This afternoon, the state Senate passed 44-22 the higher-education bill approved by the conference committee last night.
The main news for most of the public: It freezes tuition for two years for undergraduates at both the University of Minnesota and state-run colleges and universities.
The bill made the freeze possible by spending more than $120 million for tuition relief at the U and MnSCU.
Republican opponents of the bill said it doesn’t do enough to force higher-education institutions to cut costs, and so didn’t want to feed the system that much money.
Senate minority leader David Hann (R-Eden Prairie) told lawmakers:
“There hasn’t been, to my understanding, to my knowledge, any serious effort on the part of higher education institutions to figure out: How do we reform what we’re doing and make higher education affordable?”
But Senate higher-ed Chairwoman Terri Bonoff (DFL-Minnetonka) said the bill does include some cost-cutting measures, as well as reporting and accountability measures for the two systems that make it a good investment.
“Now is the time to take a strong stand to reverse the trend of high tuition costs.”
Opponents also expressed the concern that the omnibus bill contained the so-called Dream Act. That language would enable students living in Minnesota illegally to get access to state financial aid as well as pay instate tuition.
Bonoff asked them not to reject the whole higher-ed bill just because it contained that one item. She said education is transformative, and that the bill’s benefits should be accessible to all.
“Anything we can do as a state to make sure each and every young person has the opportunity to transform in a moment — we owe it to our kids.”
The bill also prohibits executive bonuses at the U and MnSCU. And it funds a pilot program to give MnSCU students a greater share of state aid.
The bill includes funding for MnSCU faculty raises, but it slashed money for its workforce initiative. It gave no funding for its request for more internships, though Bonoff said both the tax and jobs bills have funding for similar measures. It contains $7.2 million for a matching program to buy training equipment — a third of what MnSCU asked for.
All in all, the legislation provides $250 million more in spending.

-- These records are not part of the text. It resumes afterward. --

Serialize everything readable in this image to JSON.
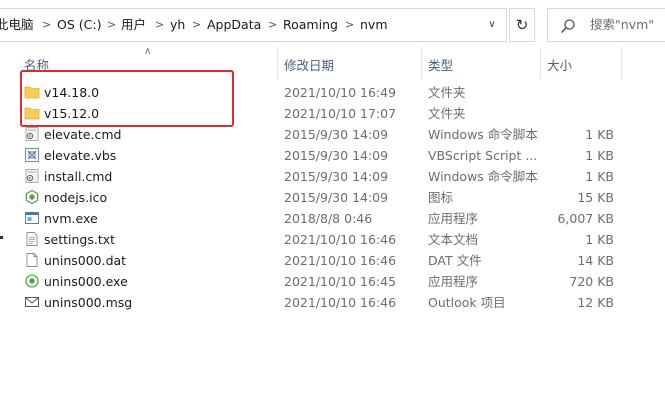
{
  "address": {
    "crumbs": [
      "此电脑",
      "OS (C:)",
      "用户",
      "yh",
      "AppData",
      "Roaming",
      "nvm"
    ]
  },
  "search": {
    "placeholder": "搜索\"nvm\""
  },
  "columns": {
    "name": "名称",
    "date": "修改日期",
    "type": "类型",
    "size": "大小"
  },
  "files": [
    {
      "name": "v14.18.0",
      "date": "2021/10/10 16:49",
      "type": "文件夹",
      "size": "",
      "icon": "folder-icon"
    },
    {
      "name": "v15.12.0",
      "date": "2021/10/10 17:07",
      "type": "文件夹",
      "size": "",
      "icon": "folder-icon"
    },
    {
      "name": "elevate.cmd",
      "date": "2015/9/30 14:09",
      "type": "Windows 命令脚本",
      "size": "1 KB",
      "icon": "cmd-script-icon"
    },
    {
      "name": "elevate.vbs",
      "date": "2015/9/30 14:09",
      "type": "VBScript Script ...",
      "size": "1 KB",
      "icon": "vbs-script-icon"
    },
    {
      "name": "install.cmd",
      "date": "2015/9/30 14:09",
      "type": "Windows 命令脚本",
      "size": "1 KB",
      "icon": "cmd-script-icon"
    },
    {
      "name": "nodejs.ico",
      "date": "2015/9/30 14:09",
      "type": "图标",
      "size": "15 KB",
      "icon": "nodejs-icon"
    },
    {
      "name": "nvm.exe",
      "date": "2018/8/8 0:46",
      "type": "应用程序",
      "size": "6,007 KB",
      "icon": "exe-icon"
    },
    {
      "name": "settings.txt",
      "date": "2021/10/10 16:46",
      "type": "文本文档",
      "size": "1 KB",
      "icon": "text-file-icon"
    },
    {
      "name": "unins000.dat",
      "date": "2021/10/10 16:46",
      "type": "DAT 文件",
      "size": "14 KB",
      "icon": "file-icon"
    },
    {
      "name": "unins000.exe",
      "date": "2021/10/10 16:45",
      "type": "应用程序",
      "size": "720 KB",
      "icon": "uninstaller-icon"
    },
    {
      "name": "unins000.msg",
      "date": "2021/10/10 16:46",
      "type": "Outlook 项目",
      "size": "12 KB",
      "icon": "mail-icon"
    }
  ],
  "colors": {
    "highlight": "#e02b2b",
    "folder": "#f7cd56",
    "header_text": "#4c607a"
  }
}
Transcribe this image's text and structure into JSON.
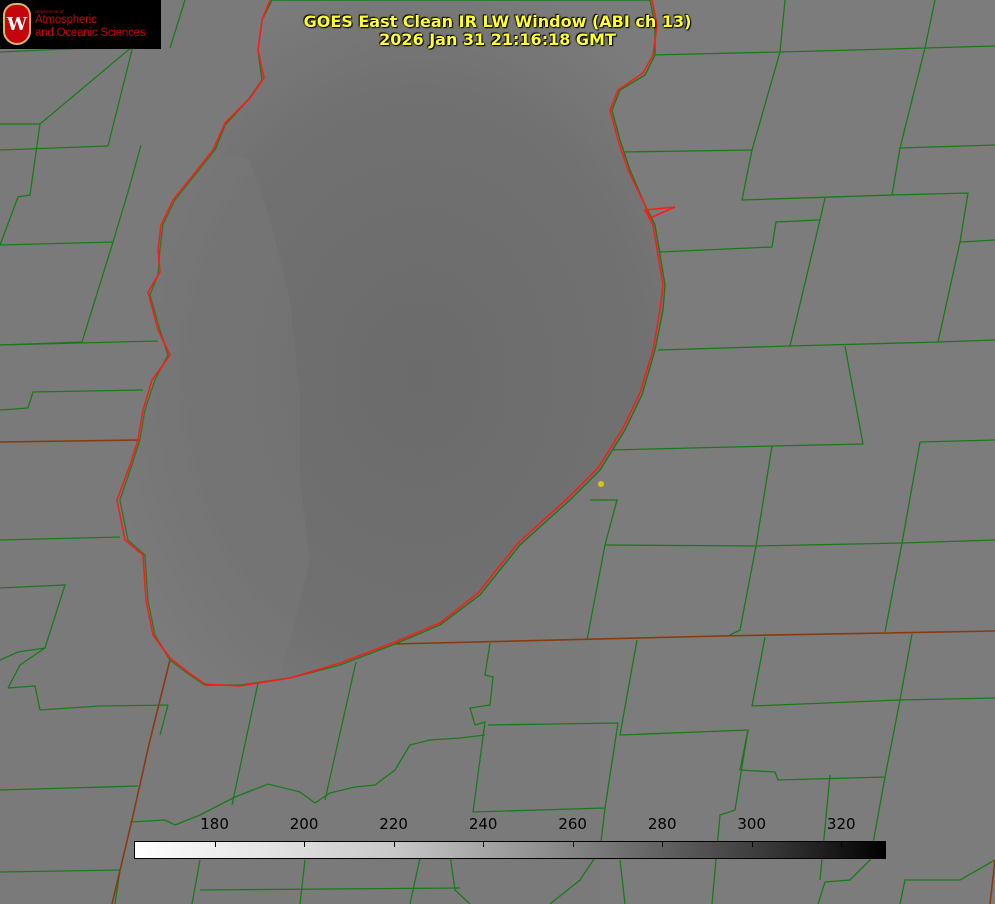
{
  "header": {
    "title_line1": "GOES East Clean IR LW Window (ABI ch 13)",
    "title_line2": "2026 Jan 31 21:16:18 GMT"
  },
  "logo": {
    "department_small": "Department of",
    "line1": "Atmospheric",
    "line2": "and Oceanic Sciences",
    "crest_letter": "W"
  },
  "colors": {
    "land": "#7a7a7a",
    "lake": "#6e6e6e",
    "boundary_green": "#1a7a1a",
    "state_line": "#8a3a10",
    "shoreline_red": "#ff1a1a",
    "title_yellow": "#ffff33",
    "marker_yellow": "#d9c21a"
  },
  "colorbar": {
    "min": 162,
    "max": 330,
    "ticks": [
      {
        "value": 180,
        "label": "180"
      },
      {
        "value": 200,
        "label": "200"
      },
      {
        "value": 220,
        "label": "220"
      },
      {
        "value": 240,
        "label": "240"
      },
      {
        "value": 260,
        "label": "260"
      },
      {
        "value": 280,
        "label": "280"
      },
      {
        "value": 300,
        "label": "300"
      },
      {
        "value": 320,
        "label": "320"
      }
    ]
  }
}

If it’s passed by the House, MnSCU would come out ahead, getting $102 million instead of the $97 million that it asked for. (The bulk of that increase, however, would be for the tuition freeze.) The U would receive $78.5 million, less than the $92 million it requested. Its MNDRIVE research funding, however, would get just under $36 million, about what it requested.
The bill now faces a floor vote in the House, which could come later today or tomorrow.
Update: The House is debating it right now.